It's difficult for someone (Like me, for example) with limited experience describing puppets to really convey why it worked so well. The puppeteers seemed a part of scenery, and after you accepted the premise, they were only noticeable when they were supposed to be noticeable. The minimal, simply designed sets and backgrounds perfectly evoked the sunny optimism LA has ostentatiously projected since the 1920s, and the puppets themselves? Though highly stylized, they conveyed surprising depth and sadness. That has as much to do with the design as with the voice talent, two people (one of whom was play author and designer Susan Simpson.) The two actors convincingly voiced all characters male and female, managing to adequately convey tough guys, Women in Trouble, lovable schlubs and of course, the story's protagonist, with humor and surprising realism.

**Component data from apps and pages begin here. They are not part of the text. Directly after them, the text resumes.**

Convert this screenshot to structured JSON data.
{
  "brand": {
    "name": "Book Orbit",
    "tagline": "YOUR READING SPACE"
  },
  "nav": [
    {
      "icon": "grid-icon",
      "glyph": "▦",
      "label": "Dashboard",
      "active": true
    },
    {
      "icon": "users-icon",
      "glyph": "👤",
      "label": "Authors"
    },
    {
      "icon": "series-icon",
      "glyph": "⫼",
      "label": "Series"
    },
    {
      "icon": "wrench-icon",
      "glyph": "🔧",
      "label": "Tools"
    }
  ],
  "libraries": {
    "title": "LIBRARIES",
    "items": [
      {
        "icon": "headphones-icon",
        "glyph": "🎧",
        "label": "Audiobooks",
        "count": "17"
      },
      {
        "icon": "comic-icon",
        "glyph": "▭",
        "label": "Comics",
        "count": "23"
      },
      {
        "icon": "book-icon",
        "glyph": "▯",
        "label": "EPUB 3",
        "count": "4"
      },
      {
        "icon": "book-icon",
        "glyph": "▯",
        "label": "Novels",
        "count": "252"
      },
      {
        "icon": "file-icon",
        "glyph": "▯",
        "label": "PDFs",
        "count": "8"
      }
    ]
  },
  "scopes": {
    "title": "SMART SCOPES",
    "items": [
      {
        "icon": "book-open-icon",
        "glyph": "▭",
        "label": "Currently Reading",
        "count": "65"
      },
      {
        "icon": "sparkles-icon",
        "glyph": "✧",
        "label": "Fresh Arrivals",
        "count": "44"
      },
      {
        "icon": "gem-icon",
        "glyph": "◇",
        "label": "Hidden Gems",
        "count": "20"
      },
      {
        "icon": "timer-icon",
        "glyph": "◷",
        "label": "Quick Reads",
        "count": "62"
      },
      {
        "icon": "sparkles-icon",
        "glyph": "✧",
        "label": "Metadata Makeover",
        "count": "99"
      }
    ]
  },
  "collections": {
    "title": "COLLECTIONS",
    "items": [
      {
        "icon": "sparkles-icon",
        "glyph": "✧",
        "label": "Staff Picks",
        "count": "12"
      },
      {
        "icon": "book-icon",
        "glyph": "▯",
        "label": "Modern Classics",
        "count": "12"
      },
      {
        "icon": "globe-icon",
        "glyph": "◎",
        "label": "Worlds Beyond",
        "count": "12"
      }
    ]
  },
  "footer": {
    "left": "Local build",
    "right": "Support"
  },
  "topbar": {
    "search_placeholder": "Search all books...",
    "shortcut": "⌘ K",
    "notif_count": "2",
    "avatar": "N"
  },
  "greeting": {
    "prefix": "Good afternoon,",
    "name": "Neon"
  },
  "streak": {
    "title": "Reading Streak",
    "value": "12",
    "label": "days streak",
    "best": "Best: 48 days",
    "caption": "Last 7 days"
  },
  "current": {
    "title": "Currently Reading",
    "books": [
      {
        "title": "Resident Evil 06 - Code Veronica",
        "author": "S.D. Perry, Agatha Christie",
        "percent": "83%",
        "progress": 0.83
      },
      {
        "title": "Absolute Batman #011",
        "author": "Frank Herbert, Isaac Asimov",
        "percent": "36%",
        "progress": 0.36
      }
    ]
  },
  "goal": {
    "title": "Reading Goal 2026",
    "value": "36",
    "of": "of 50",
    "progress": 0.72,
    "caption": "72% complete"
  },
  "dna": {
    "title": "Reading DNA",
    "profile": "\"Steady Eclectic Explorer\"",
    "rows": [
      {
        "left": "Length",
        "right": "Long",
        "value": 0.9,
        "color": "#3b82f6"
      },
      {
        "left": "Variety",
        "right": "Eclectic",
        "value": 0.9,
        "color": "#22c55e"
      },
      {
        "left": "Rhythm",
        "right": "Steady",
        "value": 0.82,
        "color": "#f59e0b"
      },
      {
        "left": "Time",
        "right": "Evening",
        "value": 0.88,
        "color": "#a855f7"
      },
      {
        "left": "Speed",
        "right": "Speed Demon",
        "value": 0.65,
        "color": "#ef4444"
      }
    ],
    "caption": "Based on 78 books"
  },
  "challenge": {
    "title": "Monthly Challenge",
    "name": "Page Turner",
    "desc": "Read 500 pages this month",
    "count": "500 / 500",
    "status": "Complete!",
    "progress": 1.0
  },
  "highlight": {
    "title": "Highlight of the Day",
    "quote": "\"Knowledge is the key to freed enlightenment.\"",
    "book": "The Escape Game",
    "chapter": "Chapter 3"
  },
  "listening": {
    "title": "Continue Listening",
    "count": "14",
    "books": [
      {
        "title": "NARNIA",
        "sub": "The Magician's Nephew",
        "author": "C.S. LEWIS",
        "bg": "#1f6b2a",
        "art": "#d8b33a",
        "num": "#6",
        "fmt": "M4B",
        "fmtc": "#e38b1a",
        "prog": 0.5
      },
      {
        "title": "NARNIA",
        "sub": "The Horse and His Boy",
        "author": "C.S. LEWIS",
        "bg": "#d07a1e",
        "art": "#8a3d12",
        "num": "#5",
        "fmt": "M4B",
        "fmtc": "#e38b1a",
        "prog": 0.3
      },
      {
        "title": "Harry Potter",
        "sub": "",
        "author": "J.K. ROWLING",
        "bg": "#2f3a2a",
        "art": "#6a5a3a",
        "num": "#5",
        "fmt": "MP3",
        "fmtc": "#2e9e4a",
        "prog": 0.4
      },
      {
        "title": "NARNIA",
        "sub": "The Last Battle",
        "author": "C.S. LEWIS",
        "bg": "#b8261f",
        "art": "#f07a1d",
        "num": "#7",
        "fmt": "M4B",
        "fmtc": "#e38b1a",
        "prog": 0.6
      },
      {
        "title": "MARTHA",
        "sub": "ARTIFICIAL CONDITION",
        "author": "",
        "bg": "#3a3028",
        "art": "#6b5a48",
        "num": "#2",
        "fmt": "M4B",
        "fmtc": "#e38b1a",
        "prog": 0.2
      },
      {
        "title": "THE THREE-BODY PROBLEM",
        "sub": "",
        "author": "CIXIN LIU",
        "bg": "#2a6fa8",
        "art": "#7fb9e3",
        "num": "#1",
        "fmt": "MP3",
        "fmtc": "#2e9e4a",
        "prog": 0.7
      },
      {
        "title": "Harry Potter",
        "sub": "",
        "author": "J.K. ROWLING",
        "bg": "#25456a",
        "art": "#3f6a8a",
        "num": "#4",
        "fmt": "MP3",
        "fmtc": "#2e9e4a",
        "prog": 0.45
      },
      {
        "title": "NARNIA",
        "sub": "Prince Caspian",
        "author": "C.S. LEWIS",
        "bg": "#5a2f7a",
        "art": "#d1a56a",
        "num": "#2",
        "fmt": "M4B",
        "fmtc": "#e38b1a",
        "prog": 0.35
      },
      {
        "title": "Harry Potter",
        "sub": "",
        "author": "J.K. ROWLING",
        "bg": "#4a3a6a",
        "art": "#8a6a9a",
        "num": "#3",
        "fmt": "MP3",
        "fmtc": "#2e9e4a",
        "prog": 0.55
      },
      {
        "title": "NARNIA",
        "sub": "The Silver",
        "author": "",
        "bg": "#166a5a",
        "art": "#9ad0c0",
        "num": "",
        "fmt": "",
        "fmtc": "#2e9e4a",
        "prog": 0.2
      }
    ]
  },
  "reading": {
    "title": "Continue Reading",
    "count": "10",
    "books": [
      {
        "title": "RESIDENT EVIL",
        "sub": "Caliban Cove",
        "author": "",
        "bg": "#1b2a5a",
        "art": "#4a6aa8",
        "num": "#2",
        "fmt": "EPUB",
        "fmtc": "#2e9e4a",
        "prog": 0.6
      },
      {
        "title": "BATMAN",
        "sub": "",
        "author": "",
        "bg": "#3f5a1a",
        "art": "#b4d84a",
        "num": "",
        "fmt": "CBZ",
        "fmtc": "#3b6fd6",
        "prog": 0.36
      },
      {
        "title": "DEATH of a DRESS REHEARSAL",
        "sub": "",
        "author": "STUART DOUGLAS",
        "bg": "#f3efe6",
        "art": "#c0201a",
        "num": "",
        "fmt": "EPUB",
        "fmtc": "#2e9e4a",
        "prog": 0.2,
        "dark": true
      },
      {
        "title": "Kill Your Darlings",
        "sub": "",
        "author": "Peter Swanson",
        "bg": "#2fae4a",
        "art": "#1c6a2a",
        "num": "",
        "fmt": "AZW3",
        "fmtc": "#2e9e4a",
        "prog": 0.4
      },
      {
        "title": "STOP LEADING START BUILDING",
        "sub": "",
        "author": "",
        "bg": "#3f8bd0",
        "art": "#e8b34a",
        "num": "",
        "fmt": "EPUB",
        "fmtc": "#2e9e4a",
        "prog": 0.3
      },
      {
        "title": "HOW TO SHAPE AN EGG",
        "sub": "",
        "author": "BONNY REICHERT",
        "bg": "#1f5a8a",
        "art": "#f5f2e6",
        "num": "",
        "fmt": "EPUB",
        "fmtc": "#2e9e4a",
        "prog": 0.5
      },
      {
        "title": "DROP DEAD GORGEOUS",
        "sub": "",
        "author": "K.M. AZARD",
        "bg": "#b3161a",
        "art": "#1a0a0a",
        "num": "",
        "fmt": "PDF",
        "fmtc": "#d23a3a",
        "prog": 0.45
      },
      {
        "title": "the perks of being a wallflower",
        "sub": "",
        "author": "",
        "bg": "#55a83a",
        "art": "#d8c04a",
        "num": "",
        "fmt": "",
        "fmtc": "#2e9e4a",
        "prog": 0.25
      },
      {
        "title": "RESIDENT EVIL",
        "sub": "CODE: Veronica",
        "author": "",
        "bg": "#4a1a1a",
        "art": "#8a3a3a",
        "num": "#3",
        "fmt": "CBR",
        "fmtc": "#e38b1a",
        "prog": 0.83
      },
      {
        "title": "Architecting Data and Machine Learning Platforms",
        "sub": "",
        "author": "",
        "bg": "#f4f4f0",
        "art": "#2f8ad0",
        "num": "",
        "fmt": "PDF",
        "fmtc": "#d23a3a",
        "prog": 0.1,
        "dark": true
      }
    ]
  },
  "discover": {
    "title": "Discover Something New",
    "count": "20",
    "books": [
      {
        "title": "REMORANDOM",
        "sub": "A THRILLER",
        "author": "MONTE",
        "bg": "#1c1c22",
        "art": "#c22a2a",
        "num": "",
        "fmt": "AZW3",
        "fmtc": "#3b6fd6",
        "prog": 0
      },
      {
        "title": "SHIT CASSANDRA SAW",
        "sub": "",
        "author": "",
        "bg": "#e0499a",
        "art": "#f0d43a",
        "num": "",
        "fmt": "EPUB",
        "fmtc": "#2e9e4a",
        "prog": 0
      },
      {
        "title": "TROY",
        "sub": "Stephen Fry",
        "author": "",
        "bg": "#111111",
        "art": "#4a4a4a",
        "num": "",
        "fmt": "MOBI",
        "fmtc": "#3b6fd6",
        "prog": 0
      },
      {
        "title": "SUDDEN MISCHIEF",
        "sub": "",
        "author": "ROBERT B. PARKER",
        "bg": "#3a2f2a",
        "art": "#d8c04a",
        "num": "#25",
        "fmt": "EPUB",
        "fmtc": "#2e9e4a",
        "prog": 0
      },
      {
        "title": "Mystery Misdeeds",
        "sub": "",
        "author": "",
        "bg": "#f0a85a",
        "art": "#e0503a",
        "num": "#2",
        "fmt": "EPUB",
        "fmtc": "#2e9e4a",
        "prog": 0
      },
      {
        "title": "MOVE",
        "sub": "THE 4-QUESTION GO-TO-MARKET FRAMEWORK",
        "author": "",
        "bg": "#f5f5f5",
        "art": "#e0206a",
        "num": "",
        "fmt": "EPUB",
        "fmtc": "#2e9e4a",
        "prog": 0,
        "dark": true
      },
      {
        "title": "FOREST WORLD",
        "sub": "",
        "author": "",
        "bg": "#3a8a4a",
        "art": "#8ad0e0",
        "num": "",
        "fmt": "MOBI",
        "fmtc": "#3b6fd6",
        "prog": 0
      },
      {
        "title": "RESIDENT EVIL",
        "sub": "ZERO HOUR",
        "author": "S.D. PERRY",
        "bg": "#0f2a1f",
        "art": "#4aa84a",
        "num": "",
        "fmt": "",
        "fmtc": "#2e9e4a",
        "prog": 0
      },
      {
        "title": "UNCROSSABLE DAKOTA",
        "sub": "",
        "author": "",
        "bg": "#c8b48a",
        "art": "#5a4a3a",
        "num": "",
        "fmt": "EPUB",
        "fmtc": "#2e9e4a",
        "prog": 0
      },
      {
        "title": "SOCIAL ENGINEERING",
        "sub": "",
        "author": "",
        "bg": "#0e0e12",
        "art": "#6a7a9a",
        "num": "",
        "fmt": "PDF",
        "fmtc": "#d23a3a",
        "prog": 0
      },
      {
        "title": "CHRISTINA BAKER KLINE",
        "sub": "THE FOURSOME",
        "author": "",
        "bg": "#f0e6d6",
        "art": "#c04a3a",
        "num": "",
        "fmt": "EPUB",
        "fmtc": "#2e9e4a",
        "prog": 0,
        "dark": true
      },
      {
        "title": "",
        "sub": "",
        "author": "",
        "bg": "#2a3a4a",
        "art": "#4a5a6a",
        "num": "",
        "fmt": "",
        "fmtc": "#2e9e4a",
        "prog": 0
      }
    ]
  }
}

It was also filled with clever touches, like the diner breakfast scene when, with a whispered "here you go," one of the puppeteers, (wearing a vintage white cook's hat,) "served" the protagonist her puppet sized cup of coffee. Or the exciting card chase east on the 110 towards Pasadena - the puppeteers held the puppet sized car in the air, whipping it side to side in a sort of slow motion action while Simpson narrated the details. When she informed us that the car spun out just past Via Marisol, I fucking believed it.

Most importantly, Simpson has created an amazing character with Loretta Salt. Watching a puppet take stock of her life, fighting defeat and the weight of accumulated disappointments shouldn't be such a painful experience, but there you go. She reminded me of Danny Upshaw, one of the three main characters in James Ellroy's The Big Nowhere. Like Loretta, Danny is a gay cop in early 50s LA, forced to choose between who he is, and his career. His decisions have ultimately tragic consequences (which I won't spoil for you here,) and while it isn't clear how this story is going to end, by the conclusion of Part 1, I was genuinely worried that Loretta was going to end up like Danny.

Woman In Trouble.jpg

Certainly, it has an abundance of elements familiar to anyone who loves noir and crime thrillers, but due the unusual protagonist and the compassionate portrayal of the era's gay scene, it's also original enough that it's never bogged down by cliches or by ominous (and obvious) foreshadowing.

Perhaps more importantly, it manages to depict an easily caricatured subculture with tenderness, brutal honesty and astonishing realism. That's hard enough using real actors (Anyone seen the parody that The L Word has descended into? ugggh.) That this feat was accomplished with, as I've said about 4 jillion times in this review, wooden puppets, is simply mind blowing.

Near the end of his life, Orson Welles provided the voice of Unicron, the planet sized robot devourer of worlds in the animated Transformers motion picture. In one of his last interviews, conducted during the making of this film, he described his work thusly: "I just spent my day playing a toy, in a movie about toys who do horrible things to each other." Orson clearly didn't mean that as a compliment, but having spent 45 minutes watching hand carved puppets lie, cheat and kill each other, only to find that by the end I was actually frustrated that it was over, perhaps he should have. Concrete Folk Variations is something rare and special, and it absolutely must be seen to be believed.

Concrete Folk Variations, Part 1: Death of a Sugar Daddy plays this Thursday, Friday and Saturday at The Manual Archives.

*Zing!
**no it doesn't.